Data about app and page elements

====

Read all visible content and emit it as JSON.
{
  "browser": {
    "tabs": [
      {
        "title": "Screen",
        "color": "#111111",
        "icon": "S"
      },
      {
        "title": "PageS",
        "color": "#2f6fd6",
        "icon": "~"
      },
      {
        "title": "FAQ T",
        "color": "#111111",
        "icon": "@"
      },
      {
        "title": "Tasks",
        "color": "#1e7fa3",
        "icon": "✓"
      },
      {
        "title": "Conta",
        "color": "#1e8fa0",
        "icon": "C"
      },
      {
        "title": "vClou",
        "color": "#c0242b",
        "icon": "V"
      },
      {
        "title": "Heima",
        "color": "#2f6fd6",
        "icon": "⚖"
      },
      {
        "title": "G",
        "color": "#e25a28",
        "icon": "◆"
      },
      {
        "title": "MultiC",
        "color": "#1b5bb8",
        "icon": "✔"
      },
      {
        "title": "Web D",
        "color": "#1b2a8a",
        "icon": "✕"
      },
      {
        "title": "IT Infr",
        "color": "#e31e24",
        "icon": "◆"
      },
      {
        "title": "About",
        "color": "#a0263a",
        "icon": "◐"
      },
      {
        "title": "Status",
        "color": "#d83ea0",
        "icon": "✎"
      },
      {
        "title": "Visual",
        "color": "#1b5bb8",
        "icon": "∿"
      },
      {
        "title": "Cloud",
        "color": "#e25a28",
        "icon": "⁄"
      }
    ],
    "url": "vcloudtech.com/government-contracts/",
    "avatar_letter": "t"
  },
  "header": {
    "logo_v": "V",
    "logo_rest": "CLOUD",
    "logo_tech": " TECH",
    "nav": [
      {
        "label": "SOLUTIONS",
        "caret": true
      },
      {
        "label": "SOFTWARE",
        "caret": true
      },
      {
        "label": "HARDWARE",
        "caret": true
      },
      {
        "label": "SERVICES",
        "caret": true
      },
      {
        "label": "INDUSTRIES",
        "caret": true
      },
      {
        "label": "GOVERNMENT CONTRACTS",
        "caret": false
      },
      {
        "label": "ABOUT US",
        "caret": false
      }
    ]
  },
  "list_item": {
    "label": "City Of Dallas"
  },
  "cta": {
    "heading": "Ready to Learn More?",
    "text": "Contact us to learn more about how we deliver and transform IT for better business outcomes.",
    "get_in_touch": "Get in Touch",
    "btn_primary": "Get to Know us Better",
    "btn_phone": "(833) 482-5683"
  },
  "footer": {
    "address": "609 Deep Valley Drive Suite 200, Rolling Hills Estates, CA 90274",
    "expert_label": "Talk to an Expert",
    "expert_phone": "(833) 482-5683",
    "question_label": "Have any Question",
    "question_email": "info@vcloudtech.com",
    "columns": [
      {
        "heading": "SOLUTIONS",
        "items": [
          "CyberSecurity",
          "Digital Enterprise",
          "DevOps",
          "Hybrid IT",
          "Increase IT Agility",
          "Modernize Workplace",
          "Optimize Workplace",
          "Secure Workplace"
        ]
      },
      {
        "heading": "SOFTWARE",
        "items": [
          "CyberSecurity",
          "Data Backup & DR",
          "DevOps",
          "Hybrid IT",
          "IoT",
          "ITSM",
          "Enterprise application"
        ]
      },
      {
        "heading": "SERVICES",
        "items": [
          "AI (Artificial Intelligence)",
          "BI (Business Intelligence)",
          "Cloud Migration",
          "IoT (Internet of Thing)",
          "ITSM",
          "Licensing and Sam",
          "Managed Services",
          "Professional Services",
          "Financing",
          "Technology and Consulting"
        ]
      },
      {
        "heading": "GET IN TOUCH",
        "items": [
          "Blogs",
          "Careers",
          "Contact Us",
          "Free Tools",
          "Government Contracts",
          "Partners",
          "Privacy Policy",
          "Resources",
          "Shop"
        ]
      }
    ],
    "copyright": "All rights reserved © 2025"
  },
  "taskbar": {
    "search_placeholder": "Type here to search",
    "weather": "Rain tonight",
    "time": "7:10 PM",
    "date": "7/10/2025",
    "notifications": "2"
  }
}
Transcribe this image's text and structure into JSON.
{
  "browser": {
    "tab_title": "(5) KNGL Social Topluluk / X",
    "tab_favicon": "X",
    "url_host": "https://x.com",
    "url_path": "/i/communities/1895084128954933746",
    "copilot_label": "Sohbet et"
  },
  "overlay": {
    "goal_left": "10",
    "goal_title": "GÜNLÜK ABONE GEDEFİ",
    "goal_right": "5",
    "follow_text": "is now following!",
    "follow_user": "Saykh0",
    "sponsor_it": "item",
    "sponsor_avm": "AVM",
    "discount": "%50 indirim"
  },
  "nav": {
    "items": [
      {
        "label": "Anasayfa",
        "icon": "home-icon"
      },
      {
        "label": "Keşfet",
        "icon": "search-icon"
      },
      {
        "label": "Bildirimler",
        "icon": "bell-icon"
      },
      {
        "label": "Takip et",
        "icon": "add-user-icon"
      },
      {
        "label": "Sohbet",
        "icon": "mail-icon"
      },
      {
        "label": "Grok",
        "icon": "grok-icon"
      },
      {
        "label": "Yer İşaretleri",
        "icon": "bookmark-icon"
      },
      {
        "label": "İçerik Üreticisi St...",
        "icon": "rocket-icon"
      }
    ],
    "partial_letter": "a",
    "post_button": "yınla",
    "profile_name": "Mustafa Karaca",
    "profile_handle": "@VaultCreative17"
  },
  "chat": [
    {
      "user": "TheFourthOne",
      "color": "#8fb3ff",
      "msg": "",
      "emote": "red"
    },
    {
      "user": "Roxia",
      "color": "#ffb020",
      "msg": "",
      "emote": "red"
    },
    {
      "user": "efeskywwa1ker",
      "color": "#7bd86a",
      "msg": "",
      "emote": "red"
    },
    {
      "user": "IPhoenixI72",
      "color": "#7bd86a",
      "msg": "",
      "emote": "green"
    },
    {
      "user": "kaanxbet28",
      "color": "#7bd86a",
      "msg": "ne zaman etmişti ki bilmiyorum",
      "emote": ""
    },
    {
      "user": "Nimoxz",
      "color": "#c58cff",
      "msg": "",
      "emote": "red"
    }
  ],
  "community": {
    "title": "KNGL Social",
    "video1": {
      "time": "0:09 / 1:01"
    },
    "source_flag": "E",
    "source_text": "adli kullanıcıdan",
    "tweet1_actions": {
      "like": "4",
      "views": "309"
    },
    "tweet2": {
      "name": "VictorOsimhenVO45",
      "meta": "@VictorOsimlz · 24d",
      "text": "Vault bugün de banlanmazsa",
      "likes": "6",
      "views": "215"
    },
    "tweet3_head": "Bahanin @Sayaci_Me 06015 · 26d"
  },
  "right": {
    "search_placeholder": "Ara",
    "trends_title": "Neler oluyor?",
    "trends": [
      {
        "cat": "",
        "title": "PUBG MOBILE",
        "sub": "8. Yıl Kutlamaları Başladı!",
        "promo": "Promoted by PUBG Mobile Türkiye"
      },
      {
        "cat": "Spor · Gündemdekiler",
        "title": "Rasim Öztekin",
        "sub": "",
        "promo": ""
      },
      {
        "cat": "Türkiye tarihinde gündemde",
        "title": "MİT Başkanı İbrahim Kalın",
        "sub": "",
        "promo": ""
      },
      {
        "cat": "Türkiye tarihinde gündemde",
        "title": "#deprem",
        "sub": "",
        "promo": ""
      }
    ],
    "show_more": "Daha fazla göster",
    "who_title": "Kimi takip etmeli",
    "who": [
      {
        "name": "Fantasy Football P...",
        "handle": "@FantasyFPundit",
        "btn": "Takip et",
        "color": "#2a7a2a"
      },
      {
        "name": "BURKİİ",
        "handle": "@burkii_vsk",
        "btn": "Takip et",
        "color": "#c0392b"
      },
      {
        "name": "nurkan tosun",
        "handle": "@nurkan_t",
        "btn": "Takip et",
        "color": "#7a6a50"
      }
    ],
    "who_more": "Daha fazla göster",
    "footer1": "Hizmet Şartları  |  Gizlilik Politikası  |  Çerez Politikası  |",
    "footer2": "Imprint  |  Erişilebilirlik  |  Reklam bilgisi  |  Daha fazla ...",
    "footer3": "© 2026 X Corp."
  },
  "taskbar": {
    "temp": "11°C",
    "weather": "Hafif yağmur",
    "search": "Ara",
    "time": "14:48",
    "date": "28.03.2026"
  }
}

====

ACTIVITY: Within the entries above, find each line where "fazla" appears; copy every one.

THE ANSWER:
    "show_more": "Daha fazla göster",
    "who_more": "Daha fazla göster",
    "footer2": "Imprint  |  Erişilebilirlik  |  Reklam bilgisi  |  Daha fazla ...",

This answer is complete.